[Material provided]
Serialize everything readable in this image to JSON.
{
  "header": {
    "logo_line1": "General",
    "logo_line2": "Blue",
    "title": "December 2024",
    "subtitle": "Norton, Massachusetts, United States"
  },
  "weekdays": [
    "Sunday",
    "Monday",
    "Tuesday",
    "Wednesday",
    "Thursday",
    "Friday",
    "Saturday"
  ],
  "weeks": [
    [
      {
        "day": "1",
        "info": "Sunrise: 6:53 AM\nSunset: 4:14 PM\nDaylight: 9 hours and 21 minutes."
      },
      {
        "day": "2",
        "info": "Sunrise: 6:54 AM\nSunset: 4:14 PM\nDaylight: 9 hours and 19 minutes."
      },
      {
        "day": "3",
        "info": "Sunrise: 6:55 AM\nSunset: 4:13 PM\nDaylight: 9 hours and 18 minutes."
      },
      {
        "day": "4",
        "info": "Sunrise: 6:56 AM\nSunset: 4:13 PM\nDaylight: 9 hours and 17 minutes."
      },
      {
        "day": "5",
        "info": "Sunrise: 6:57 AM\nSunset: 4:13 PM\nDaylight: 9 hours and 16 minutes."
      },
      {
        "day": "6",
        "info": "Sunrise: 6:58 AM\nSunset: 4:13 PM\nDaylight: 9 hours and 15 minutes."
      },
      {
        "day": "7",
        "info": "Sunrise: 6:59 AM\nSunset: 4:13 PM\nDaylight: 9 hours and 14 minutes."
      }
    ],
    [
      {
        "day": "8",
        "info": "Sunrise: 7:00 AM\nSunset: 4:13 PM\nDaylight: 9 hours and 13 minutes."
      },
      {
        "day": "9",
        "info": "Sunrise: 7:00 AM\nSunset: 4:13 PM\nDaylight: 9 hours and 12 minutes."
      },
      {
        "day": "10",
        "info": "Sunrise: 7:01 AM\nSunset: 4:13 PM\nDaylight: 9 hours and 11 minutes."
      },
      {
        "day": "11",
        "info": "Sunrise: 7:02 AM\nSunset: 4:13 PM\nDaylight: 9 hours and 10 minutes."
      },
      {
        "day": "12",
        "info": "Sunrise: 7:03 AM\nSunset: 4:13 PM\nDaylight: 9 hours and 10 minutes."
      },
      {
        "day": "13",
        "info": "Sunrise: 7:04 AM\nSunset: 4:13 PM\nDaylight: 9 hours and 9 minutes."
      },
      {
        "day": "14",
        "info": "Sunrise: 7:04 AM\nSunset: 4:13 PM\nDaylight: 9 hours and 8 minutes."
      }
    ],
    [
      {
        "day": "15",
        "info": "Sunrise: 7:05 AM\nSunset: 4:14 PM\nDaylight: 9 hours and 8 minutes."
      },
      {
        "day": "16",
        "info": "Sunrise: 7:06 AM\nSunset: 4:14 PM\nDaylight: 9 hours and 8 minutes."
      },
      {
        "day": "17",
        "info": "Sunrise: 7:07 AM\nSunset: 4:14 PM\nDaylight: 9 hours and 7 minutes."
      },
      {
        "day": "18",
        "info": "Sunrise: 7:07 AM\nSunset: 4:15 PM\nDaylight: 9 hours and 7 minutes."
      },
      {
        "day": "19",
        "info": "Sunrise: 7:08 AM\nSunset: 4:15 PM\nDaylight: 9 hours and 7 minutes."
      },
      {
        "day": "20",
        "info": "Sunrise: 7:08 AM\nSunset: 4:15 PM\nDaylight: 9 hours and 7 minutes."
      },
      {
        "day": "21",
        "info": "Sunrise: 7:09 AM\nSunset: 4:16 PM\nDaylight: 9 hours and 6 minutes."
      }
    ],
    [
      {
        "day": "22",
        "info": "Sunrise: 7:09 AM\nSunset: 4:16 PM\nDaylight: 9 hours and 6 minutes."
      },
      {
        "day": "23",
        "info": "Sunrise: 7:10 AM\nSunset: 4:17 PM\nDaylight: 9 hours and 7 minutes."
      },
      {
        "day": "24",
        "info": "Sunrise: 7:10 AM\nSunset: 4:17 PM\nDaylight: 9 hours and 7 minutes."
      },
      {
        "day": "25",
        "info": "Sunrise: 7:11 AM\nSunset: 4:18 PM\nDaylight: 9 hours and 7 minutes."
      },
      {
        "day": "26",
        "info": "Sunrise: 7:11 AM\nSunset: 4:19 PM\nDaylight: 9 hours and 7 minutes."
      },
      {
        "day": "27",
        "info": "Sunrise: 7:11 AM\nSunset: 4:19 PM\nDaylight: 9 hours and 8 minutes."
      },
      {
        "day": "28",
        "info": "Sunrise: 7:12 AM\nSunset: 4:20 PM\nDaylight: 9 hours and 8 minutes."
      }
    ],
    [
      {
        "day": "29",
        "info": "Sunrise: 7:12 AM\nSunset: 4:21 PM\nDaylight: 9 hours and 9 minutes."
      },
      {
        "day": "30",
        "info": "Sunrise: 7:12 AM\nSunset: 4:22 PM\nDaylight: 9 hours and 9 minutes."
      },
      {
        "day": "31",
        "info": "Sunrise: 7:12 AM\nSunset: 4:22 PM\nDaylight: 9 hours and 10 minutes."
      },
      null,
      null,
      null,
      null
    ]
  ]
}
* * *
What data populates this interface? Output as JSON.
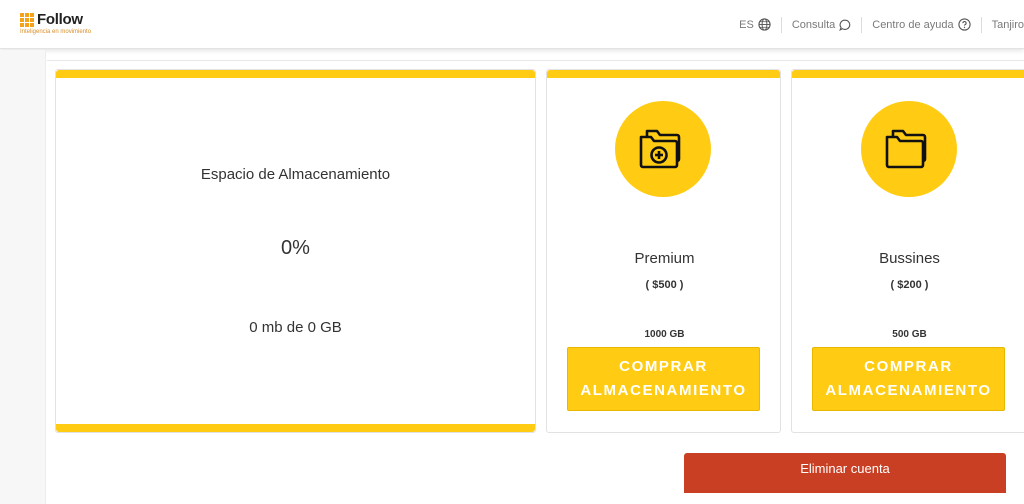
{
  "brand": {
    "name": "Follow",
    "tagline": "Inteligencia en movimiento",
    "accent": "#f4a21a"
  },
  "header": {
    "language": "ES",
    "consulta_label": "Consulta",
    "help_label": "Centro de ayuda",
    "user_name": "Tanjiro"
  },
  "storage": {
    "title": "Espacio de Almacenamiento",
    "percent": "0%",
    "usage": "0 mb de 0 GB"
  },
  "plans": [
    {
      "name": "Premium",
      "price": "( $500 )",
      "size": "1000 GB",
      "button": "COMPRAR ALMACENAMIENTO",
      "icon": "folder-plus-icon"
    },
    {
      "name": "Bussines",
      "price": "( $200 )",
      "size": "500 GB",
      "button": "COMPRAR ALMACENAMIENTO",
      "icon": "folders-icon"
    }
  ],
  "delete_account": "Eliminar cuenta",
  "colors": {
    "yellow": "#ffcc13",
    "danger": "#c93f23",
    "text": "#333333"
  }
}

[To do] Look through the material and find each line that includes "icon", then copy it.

[Output for this exercise]
      "icon": "folder-plus-icon"
      "icon": "folders-icon"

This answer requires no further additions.